Serious challenges to the existing franchise business model are centered on labor issues. While labor issues have both political and practical considerations, they all are focused on the same pool of people and it’s that pool that I’d like to address from demographic and economic perspectives. As we know, that unemployment rate is quite low by historical standards. We also know that it hides a lot of information that we should understand about labor trends so I looked at the underlying Bureau of Labor Statistics data.
My conclusion, from an economic perspective, is that the sheer size of the available for work labor pool will suppress unskilled wage rates well into the future, making minimum wage a continuing political topic even as the economy continues to improve. The franchise business model should see two positives from that. With a substantial need for unskilled and low skilled labor, the labor cost increases will be modest in relation to skilled labor wage increases, absent political intervention. Yet it’s the political intervention that should lead to the other positive for franchising. With the substantial unskilled and low skilled job creation capability along with its demonstrated labor training and skills-enhanced upward mobility , the franchise business model should be perceived as a powerful part of the solution in addressing issues surrounding job creation and worker economic improvement.
The relatively low August unemployment rate usually leads to wage escalation as a natural result of supply/demand. Wage escalation is happening in the skilled job categories, the core of middle income households. Yet we know that it is not happening in the unskilled ranks. Why is that? To try to answer that rather complex question, let’s look at some more data. The 5.1% August unemployment rate translates to eight million people seeking work. While that seems like a lot of people, in just the past 12 months it has decreased by 1.5 million people. That would lead to a reasonable conclusion that the minimum wage issue, and perhaps other political labor issues, may become less of a political issue in aggregate, at least until we look further.
A key factor in the employment picture is the length of time being unemployed. The number of persons unemployed for less than 5 weeks decreased by 393,000 to 2.1 million in August. The number of long-term unemployed (those jobless for 27 weeks or more) held at 2.2 million in August and accounted for 27.7 percent of the unemployed. Over the past 12 months, the number of long-term unemployed is down by 779,000. The implications one could draw from these data are that the recently unemployed are finding new jobs at an accelerating pace and the trend is improving for active job seekers who have been unemployed in excess of half a year.
Then there are the number of persons employed part time for economic reasons (sometimes referred to as involuntary part-time workers). That number was little changed in August at 6.5 million. These individuals, who would have preferred full-time employment, were working part time because their hours had been cut back or because they were unable to find a full-time job.

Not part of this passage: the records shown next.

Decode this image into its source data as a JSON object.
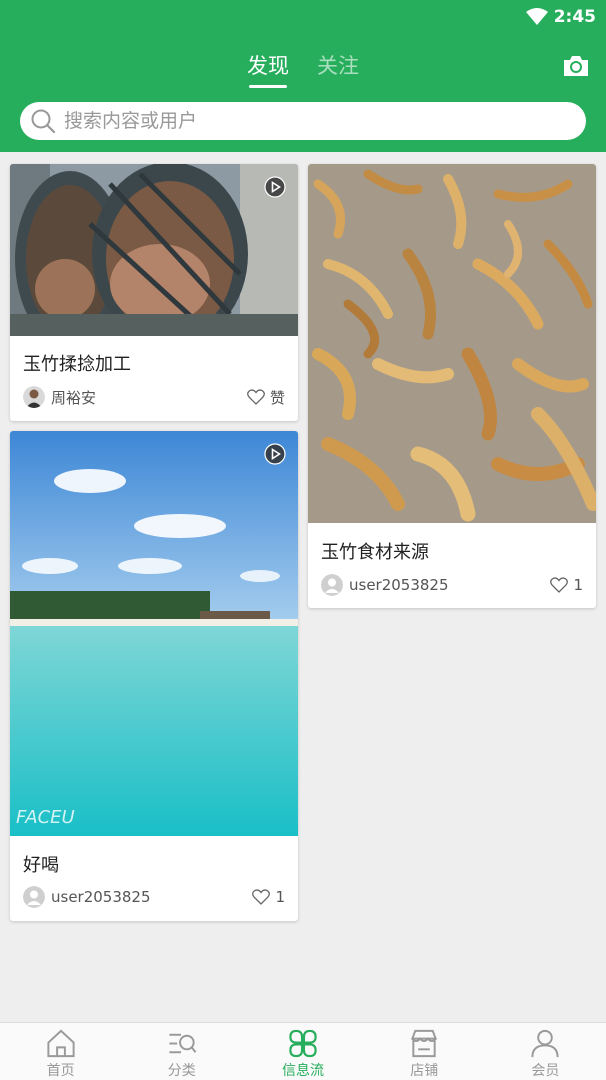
{
  "status": {
    "time": "2:45"
  },
  "tabs": [
    {
      "label": "发现",
      "active": true
    },
    {
      "label": "关注",
      "active": false
    }
  ],
  "search": {
    "placeholder": "搜索内容或用户"
  },
  "cards": [
    {
      "title": "玉竹揉捻加工",
      "author": "周裕安",
      "like_label": "赞",
      "has_video": true
    },
    {
      "title": "玉竹食材来源",
      "author": "user2053825",
      "like_label": "1",
      "has_video": false
    },
    {
      "title": "好喝",
      "author": "user2053825",
      "like_label": "1",
      "has_video": true,
      "watermark": "FACEU"
    }
  ],
  "bottom_nav": [
    {
      "label": "首页",
      "icon": "home-icon",
      "active": false
    },
    {
      "label": "分类",
      "icon": "category-search-icon",
      "active": false
    },
    {
      "label": "信息流",
      "icon": "feed-icon",
      "active": true
    },
    {
      "label": "店铺",
      "icon": "store-icon",
      "active": false
    },
    {
      "label": "会员",
      "icon": "member-icon",
      "active": false
    }
  ],
  "colors": {
    "brand": "#27ae5d",
    "background": "#eeeeee"
  }
}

The final unemployment piece to the jobs puzzle are the 1.8 million persons in August who were marginally attached to the labor force, which also is down (by 329,000) from a year earlier. These individuals were not in the labor force, wanted and were available for work, and had looked for a job sometime in the prior 12 months. They were not counted as unemployed because they had not searched for work in the 4 weeks preceding the survey. Within that group, BLS estimates that there were 624,000 discouraged workers in August. That group has also experienced improvement in the amount of 151,000 from a year earlier. Discouraged workers are persons not currently looking for work because they believe no jobs are available for them. The remaining 1.2 million persons marginally attached to the labor force in August had not searched for work for reasons such as school attendance or family responsibilities.
I’ll try to add all these data up and see what they suggest for the political environment and franchising. There are eight million people seeking work today and that trend has improved significantly in the past year, although it likely will slow down. Inside that total are about two million people unemployed for less than five weeks, a large portion of which should be expected to be employed again soon, and a similar number unemployed for longer than six months, which one could assume have greater challenges finding employment for a variety of reasons.
Outside those eight million people are another 6.5 million part-time workers and 1.8 million people marginally attached to the work force. From an employment standpoint, even if I assume that a relatively lower percentage of those seeking work for more than six months have less appeal I still have at least seven million job seekers. Adding the majority of part-time workers seeking full-time work gets me to an employment pool of at least 13 million people. Categorizing the rest of the long term unemployed and marginally attached as a reserve pool adds another 3 million or so potential workers.
If it continues to be a long term issue, why isn’t franchising being considered part of the solution? I think the missing piece is we are not collecting the right labor information to prove the very points we know to be true – franchising creates jobs, trains unskilled workers and helps low skilled workers move into the middle class. This reality is quite the opposite of the common perception of franchising being a dead-end hamburger flipping job machine. It’s time to get the data to prove our message is aligned with our actions.